▶ _YOUR OBJECTIVE_: In the data below, find each line carrying the string "icon" and copy it out.

[Page and application data records]
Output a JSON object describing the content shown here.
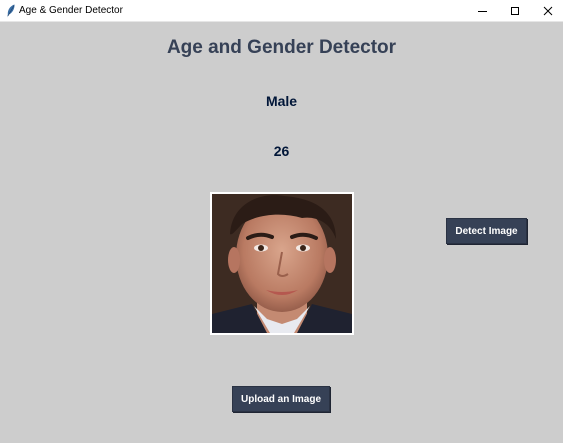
{
  "window": {
    "title": "Age & Gender Detector",
    "icon": "feather-icon",
    "controls": {
      "minimize": "minimize-icon",
      "maximize": "maximize-icon",
      "close": "close-icon"
    }
  },
  "main": {
    "heading": "Age and Gender Detector",
    "gender_result": "Male",
    "age_result": "26",
    "photo": "uploaded-face-photo",
    "detect_button": "Detect Image",
    "upload_button": "Upload an Image"
  },
  "colors": {
    "background": "#cdcdcd",
    "heading": "#364156",
    "result_text": "#011638",
    "button_bg": "#364156",
    "button_text": "#ffffff"
  }
}
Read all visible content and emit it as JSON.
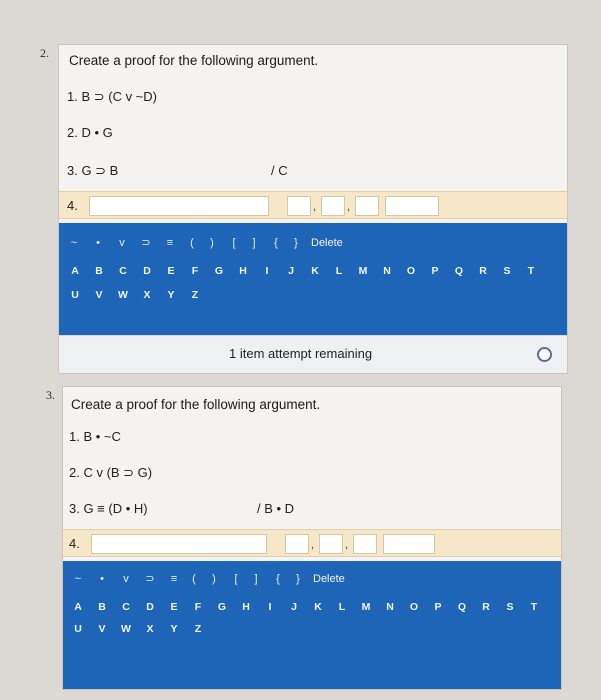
{
  "questions": [
    {
      "number": "2.",
      "title": "Create a proof for the following argument.",
      "premises": [
        "1.  B ⊃ (C v ~D)",
        "2.  D • G",
        "3.  G ⊃ B"
      ],
      "conclusion": "/ C",
      "input_line": "4.",
      "symbols": [
        "~",
        "•",
        "v",
        "⊃",
        "≡",
        "(",
        ")",
        "[",
        "]",
        "{",
        "}"
      ],
      "delete_label": "Delete",
      "letters_row1": [
        "A",
        "B",
        "C",
        "D",
        "E",
        "F",
        "G",
        "H",
        "I",
        "J",
        "K",
        "L",
        "M",
        "N",
        "O",
        "P",
        "Q",
        "R",
        "S",
        "T"
      ],
      "letters_row2": [
        "U",
        "V",
        "W",
        "X",
        "Y",
        "Z"
      ],
      "attempts_text": "1 item attempt remaining"
    },
    {
      "number": "3.",
      "title": "Create a proof for the following argument.",
      "premises": [
        "1.  B • ~C",
        "2.  C v (B ⊃ G)",
        "3.  G ≡ (D • H)"
      ],
      "conclusion": "/ B • D",
      "input_line": "4.",
      "symbols": [
        "~",
        "•",
        "v",
        "⊃",
        "≡",
        "(",
        ")",
        "[",
        "]",
        "{",
        "}"
      ],
      "delete_label": "Delete",
      "letters_row1": [
        "A",
        "B",
        "C",
        "D",
        "E",
        "F",
        "G",
        "H",
        "I",
        "J",
        "K",
        "L",
        "M",
        "N",
        "O",
        "P",
        "Q",
        "R",
        "S",
        "T"
      ],
      "letters_row2": [
        "U",
        "V",
        "W",
        "X",
        "Y",
        "Z"
      ]
    }
  ],
  "colors": {
    "keypad": "#1f65b7",
    "input_band": "#f6e7c8",
    "card": "#f4f3f1"
  }
}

▶ _RESULT OF THE EXERCISE_:
    "icon": "feather-icon",
      "minimize": "minimize-icon",
      "maximize": "maximize-icon",
      "close": "close-icon"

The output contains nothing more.